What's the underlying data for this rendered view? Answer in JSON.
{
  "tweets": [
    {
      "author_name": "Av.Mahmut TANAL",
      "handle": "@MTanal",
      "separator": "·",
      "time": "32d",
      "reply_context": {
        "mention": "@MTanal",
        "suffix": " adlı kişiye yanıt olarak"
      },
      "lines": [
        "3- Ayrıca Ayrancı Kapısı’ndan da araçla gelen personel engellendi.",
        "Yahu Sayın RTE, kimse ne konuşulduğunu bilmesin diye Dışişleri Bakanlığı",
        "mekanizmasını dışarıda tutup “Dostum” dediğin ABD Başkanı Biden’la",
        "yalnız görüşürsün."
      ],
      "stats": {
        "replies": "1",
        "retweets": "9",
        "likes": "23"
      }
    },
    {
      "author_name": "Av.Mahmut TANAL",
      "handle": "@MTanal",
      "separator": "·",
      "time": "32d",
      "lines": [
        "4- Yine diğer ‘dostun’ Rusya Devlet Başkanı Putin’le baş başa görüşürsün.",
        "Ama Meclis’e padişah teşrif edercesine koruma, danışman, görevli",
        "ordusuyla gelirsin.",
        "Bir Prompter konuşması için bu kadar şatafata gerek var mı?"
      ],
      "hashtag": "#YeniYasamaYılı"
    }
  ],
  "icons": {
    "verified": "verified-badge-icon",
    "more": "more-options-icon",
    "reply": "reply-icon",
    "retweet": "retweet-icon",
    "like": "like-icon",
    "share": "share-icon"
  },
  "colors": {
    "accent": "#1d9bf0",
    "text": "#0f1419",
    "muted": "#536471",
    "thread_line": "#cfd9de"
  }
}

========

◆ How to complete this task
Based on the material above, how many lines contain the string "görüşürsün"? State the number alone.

◆ Written answer
2